When Jack said that eventually everyone started liking Roger skunk, Jo didn't understand the word eventually because it was the first time she heard it. So she asked what 'Evenshiladee' meant, and Jack explained it to her. But Jo thought what Mommie Skunk did was wrong and said what the mother skunk did was stupid, but Jack took it personally and said 'no' because he was relating it to himself and defending his own mother somewhere. Then Jack told Jo that he wanted her to take a long day nap and adjusted the shades so that no light entered the room. He then walked softly to the door, pretending Jo had fallen asleep, but when he turned around, she was staring at him and sitting on top of the covers. He then told her to go to sleep because she was disturbing her sleeping brother. Then she stood up and began softly bouncing on the springs. She asked her father to tell her a storey the next day while jumping on the springs of the bed – that the wizard took her magic stick and hit the mommy, chopping her plump arms. Then Jack told her that this was not what the storey had said. He told her that the storey taught us that the skunk loved his mother more than any other animal in the woods and that his mother knew what was best for him and what wasn't. Then, as he was telling Jo about the storey, she began insisting that the next day he tell her a storey similar to the one she wanted.

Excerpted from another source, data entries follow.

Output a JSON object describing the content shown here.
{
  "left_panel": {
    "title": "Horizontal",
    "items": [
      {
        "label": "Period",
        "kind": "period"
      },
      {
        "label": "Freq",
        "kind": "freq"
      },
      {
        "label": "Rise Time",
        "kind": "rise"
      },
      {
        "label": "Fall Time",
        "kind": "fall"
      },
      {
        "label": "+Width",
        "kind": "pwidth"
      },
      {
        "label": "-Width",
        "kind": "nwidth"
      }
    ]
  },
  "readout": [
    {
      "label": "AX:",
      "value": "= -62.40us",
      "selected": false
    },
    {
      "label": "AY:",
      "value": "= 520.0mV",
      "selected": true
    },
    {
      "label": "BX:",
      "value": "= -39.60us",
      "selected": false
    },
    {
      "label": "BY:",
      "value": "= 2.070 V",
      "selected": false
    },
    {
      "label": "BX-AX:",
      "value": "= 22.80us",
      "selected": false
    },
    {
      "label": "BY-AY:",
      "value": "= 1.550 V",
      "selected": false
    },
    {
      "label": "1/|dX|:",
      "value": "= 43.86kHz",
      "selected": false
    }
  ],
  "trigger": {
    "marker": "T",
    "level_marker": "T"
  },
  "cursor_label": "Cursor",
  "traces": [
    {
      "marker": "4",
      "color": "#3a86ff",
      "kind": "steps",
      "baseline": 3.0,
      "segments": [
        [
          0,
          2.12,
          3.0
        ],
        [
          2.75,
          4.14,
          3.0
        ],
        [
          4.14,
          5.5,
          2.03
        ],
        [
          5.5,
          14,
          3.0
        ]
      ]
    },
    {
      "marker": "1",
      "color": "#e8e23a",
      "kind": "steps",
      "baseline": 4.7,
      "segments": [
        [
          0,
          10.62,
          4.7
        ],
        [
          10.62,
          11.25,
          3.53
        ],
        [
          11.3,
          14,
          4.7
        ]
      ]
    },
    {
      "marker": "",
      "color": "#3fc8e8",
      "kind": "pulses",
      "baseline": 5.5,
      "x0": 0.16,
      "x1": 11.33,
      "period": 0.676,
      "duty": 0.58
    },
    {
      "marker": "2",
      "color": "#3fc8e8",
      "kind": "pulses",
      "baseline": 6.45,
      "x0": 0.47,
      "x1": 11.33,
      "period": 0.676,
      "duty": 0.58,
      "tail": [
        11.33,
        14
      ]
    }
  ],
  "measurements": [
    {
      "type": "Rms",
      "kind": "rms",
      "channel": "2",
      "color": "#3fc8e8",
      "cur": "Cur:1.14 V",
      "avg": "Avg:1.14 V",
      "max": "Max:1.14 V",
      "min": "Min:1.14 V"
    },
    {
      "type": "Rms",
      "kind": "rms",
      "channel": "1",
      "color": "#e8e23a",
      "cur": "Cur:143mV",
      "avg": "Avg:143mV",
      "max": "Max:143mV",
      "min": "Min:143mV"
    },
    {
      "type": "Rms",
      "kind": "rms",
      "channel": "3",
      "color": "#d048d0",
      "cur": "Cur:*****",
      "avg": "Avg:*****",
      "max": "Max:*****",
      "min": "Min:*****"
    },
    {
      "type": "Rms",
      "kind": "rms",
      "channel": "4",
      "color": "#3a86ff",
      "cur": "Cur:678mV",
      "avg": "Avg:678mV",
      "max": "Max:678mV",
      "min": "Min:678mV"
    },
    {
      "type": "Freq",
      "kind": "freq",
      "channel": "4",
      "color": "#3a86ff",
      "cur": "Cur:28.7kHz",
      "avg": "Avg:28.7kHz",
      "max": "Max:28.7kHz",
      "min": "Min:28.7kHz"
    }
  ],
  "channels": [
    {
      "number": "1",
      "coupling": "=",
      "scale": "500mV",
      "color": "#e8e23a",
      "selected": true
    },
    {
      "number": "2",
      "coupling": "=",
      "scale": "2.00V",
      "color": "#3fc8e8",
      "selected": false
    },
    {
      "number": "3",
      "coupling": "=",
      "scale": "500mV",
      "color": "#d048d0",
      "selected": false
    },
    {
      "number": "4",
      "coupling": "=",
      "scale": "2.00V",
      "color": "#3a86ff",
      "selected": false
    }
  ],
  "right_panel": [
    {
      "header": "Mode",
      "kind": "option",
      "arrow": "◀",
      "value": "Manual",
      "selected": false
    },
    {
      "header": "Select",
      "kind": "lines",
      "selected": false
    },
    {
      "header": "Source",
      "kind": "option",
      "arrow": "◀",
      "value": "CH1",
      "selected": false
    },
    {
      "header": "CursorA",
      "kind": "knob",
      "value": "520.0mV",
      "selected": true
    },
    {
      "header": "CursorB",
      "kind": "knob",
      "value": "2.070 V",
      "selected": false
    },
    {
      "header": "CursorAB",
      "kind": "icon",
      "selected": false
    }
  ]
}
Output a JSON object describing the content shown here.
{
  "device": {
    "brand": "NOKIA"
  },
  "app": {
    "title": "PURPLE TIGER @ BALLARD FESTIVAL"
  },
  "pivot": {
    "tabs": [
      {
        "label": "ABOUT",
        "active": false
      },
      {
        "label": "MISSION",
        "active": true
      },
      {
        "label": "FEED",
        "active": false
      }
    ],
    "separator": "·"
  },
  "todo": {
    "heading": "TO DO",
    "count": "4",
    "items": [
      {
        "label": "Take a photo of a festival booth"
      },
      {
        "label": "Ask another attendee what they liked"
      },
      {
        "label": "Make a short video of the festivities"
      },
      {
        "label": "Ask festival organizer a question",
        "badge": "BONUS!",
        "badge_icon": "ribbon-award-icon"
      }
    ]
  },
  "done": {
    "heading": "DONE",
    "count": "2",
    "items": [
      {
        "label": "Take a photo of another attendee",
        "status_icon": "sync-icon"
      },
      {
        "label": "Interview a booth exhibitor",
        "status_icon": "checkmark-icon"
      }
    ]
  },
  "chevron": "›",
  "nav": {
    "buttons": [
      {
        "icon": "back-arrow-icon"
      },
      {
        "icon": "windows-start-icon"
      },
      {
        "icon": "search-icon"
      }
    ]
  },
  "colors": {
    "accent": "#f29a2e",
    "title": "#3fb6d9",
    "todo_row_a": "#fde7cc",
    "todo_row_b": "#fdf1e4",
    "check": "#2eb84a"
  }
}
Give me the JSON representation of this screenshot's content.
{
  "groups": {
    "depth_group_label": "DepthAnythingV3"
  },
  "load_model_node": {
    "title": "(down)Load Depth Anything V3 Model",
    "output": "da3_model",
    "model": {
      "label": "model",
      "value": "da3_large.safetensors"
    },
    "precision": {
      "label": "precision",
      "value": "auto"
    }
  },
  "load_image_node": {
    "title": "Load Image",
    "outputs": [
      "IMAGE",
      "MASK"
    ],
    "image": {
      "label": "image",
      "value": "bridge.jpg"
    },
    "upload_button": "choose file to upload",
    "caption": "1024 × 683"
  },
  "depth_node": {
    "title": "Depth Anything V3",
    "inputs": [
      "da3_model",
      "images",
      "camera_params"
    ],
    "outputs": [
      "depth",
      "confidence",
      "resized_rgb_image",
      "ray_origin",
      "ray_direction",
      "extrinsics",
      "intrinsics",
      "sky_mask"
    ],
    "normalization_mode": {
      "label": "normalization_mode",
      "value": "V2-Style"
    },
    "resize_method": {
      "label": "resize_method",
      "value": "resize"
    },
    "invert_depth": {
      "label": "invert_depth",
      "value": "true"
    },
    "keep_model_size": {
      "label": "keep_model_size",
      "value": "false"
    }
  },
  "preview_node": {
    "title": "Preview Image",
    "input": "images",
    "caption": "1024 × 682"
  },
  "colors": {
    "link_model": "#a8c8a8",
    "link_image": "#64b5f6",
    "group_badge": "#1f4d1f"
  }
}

Do it.” She kicked her legs up and sat down on the bed with a great heave and complaint of springs, as she had done hundreds of times before, except that this time she did not laugh. “Say it, Daddy.” “Well, we’ll see. Now at least have a rest. Stay on the bed. You’re a good girl.” He closed the door and went downstairs. Clare had spread the newspapers and opened the paint can and, wearing an old shirt of his on top of her maternity smock, was stroking the chair rail with a dipped brush. Above him footsteps vibrated and he called, “Joanne! Shall I come up there and spank you?” The footsteps hesitated. “That was a long story,” Clare said. “The poor kid,” he answered, and with utter weariness watched his wife labour. The woodwork, a cage of moldings and rails and baseboards all around them, was half old tan and half new ivory and he felt caught in an ugly middle position, and though he as well felt his wife’s presence in the cage with him, he did not want to speak with her, work with her, touch her, anything.
- produce a sigh.
- move one’s hand with gentle pressure
- slap with one’s open hand
- extreme tiredness
Then she began throwing tantrums, as she had many times before, but this time she was not laughing or joking. She was being a bit stubborn. Then Jack told her to be patient and sleep, and he would take care of it the next day. He then asked her to stay on the bed and shut the door behind her. When he went downstairs, he noticed his wife painting the walls. She'd opened the paint can, spread the newspapers, and was dressed in his old shirt over her maternity dress. She was working on the chair rail. Suddenly, he heard footsteps above him and shouted, "Does Joanne want a beating?" The sound of footsteps began to fade. Then Jack's wife told him that he was telling Jo a long storey, to which he replied, "The poor kid," and because he was exhausted, he just sat and watched his wife do all the work. Then he began to notice the woodwork around him and began to relate it to his life. He was looking at it and thinking that, despite the fact that both of them (Jack and Clare) were trapped in a cage-like situation in their marriage, there was no way out. He didn't want to talk to her, nor did he want to speak to or touch her.
John Hoyer Updike (March 18, 1932 – January 27, 2009) was a novelist, poet, short-story writer, art critic, and literary critic from the United States. Only one of three writers to have received the Pulitzer Prize for Fiction more than once. During his career, Updike published more than twenty novels, a dozen short-story collections, poetry, art and literary criticism, and children's books.